Oppgaven drøfter den muslimske reformtenkeren Abdullahi an-Na'ims model for en sekulær stat, slik den foreligger i hans bok Islam and the secular state (2008). Her hevder an-Na'im at bare i en sekulær stat kan full religionsfrihet og respekt for menneskerettigheter forenes. Et underliggende tema for oppgaven er i hvilken grad religion skal kunne påvirke politikk og lovgivning i sekulære stater.
Forfatteren argumenterer for at an-Na'ims modell er styrt av visse forestillinger om hva det vil å være religiøs i moderne samfunn. På et analytisk nivå oppstår spenninger mellom disse forestillingene som truer modellens bærekraft. Spesielt gjør modellen seg avhengig av støtte fra selv-refleksive religiøse aktører i sivilsfæren, og den er sårbar for opphopning av religiøs diskurs i offentlig debatt. Dette gjør modellen mindre attraktiv som alternativ til en islamsk stat styrt etter sharia.
ABSTRACTThe topic for this thesis is the possible public role of religion in a secular state. It deals with the plea for the establishment of such a state in Muslim societies made by Abdullahi Ahmed an-Na‘im, a Sudanese-born Islamic reformist, professor of law and human rights advocate. An-Na‘im has devoted much of his work to the question of how respect for human rights and the rule of law can be aligned with the right to religious freedom, especially for Muslims.
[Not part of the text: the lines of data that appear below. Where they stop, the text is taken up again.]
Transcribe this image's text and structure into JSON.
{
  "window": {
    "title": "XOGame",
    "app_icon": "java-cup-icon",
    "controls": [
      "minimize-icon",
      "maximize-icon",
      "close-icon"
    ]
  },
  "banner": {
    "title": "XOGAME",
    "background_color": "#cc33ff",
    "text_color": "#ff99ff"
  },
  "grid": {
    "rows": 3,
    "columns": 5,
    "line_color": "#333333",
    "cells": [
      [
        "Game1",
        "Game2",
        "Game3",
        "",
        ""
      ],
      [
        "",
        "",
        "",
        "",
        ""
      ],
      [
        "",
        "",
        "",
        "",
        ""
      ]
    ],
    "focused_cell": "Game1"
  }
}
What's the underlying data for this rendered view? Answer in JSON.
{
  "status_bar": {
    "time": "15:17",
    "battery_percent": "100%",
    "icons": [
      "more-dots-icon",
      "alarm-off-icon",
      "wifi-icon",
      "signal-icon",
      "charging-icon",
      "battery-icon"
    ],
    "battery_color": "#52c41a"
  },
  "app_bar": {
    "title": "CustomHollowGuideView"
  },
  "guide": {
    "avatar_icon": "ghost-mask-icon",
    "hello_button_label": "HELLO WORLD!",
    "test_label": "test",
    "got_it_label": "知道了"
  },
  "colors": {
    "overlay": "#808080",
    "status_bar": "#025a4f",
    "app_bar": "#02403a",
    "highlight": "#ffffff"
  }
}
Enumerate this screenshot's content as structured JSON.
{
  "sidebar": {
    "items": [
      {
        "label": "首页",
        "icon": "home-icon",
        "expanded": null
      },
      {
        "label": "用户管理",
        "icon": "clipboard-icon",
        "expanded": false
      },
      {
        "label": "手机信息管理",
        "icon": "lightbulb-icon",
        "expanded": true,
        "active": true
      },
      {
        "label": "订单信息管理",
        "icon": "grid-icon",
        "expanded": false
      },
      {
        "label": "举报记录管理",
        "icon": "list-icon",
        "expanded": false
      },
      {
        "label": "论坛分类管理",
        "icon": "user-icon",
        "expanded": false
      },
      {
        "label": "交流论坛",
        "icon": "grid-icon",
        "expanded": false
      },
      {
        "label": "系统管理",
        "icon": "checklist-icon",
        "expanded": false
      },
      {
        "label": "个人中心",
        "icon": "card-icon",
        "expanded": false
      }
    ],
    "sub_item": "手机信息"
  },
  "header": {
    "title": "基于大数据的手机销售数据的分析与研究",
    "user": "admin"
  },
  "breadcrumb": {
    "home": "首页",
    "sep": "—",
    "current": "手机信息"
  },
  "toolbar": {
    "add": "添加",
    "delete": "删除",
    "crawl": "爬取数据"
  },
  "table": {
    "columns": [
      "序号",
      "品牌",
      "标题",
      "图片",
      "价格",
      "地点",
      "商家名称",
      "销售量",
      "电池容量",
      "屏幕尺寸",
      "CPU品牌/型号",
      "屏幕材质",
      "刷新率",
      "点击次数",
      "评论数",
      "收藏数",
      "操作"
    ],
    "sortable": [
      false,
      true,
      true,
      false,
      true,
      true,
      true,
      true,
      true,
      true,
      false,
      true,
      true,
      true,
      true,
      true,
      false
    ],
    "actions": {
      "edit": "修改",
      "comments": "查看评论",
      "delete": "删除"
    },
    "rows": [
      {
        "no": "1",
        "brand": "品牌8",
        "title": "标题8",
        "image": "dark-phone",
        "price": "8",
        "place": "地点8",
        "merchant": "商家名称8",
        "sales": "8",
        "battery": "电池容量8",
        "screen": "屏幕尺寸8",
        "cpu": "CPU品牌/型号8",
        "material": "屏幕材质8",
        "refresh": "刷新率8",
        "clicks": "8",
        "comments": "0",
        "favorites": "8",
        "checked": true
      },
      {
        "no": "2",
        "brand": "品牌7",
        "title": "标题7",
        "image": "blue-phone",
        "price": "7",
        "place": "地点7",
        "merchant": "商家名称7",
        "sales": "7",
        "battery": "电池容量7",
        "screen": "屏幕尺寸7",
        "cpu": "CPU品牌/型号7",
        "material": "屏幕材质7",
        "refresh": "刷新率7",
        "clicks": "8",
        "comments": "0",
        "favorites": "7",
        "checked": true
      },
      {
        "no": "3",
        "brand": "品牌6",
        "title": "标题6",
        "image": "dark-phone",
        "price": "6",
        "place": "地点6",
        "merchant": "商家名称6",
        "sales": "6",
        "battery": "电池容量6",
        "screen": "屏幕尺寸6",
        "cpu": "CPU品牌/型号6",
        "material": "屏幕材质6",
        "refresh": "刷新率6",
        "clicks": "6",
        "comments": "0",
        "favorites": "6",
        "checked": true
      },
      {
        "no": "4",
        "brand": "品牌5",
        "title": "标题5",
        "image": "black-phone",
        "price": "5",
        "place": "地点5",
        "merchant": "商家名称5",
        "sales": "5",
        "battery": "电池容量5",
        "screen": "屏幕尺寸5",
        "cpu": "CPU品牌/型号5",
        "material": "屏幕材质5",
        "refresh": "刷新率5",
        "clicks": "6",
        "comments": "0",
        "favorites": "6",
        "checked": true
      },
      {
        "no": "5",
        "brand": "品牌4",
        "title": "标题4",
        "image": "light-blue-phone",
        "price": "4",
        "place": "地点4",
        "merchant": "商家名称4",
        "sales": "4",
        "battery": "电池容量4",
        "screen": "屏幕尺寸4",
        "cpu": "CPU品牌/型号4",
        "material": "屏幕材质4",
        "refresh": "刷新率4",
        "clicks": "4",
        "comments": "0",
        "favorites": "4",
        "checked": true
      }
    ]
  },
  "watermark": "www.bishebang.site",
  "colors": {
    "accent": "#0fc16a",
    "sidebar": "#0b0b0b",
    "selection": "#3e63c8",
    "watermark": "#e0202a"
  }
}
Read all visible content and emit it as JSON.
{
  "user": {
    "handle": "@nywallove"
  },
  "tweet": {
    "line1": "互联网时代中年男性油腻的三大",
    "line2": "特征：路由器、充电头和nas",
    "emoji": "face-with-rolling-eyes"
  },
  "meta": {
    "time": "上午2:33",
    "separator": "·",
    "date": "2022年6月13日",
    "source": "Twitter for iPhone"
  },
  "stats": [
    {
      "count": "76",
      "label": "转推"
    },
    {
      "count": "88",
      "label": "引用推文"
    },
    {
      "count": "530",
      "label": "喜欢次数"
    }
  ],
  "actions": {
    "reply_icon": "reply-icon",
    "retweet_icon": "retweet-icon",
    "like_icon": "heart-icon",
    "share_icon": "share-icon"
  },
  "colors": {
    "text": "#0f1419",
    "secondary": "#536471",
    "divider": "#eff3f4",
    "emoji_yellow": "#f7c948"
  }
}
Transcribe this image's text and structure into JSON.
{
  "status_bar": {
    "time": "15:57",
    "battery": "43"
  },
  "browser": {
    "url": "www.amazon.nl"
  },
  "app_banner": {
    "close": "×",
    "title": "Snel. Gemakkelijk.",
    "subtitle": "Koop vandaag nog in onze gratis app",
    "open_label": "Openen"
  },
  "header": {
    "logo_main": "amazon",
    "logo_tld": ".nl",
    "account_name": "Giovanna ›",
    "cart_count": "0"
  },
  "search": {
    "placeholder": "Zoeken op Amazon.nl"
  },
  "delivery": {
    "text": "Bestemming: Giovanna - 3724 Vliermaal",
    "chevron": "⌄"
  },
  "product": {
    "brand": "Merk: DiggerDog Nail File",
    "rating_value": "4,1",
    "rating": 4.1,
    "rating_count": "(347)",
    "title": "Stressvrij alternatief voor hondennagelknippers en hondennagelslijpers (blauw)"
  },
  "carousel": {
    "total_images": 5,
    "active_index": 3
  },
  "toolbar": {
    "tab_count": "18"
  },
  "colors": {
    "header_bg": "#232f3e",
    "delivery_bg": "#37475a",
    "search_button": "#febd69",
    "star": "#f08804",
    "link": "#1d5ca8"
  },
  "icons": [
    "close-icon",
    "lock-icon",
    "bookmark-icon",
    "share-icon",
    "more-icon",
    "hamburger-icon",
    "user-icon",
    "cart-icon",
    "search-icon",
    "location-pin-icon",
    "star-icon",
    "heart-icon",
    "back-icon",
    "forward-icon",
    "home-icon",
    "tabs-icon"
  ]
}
Increasingly, he has held that these goals can only be reached within a secular state. His widely acclaimed book Islam and the secular state (2008) outlines a model for such a state.
The present thesis discusses an-Na‘im’s secular state model in light of his refutation of an Islamic state based on shari‘a as positive law. It argues that an-Na‘im’s secular state model is determined by different notions of what it means for adherents to be religious, that is, by notions of religiosity. Four such notions are identified: Of religiosity as a primary source of motivation; as conviction; as agency; and as free and autonomous. On an analytical level, tensions arise between these notions that threaten to undermine the secular state model itself, it is argued. In particular, the model depends heavily on support from conscious and motivated religious actors in civil society. It is also vulnerable to an overload of religious arguments in public debate. As a result, barriers are created in the model between citizens and the political state institutions. Furthermore, the model is weakened vis-à-vis Islamic state models on an argumentative level.
In the course of discussion, the influence on an-Na‘im’s model by the thought of John Rawls and Jürgen Habermas is highlighted. The discussion also draws on other theoretical and empirical studies of secularism, secularisation and Islamic law. It is suggested that future research of Islamic reformism along similar conceptual lines could prove fruitful.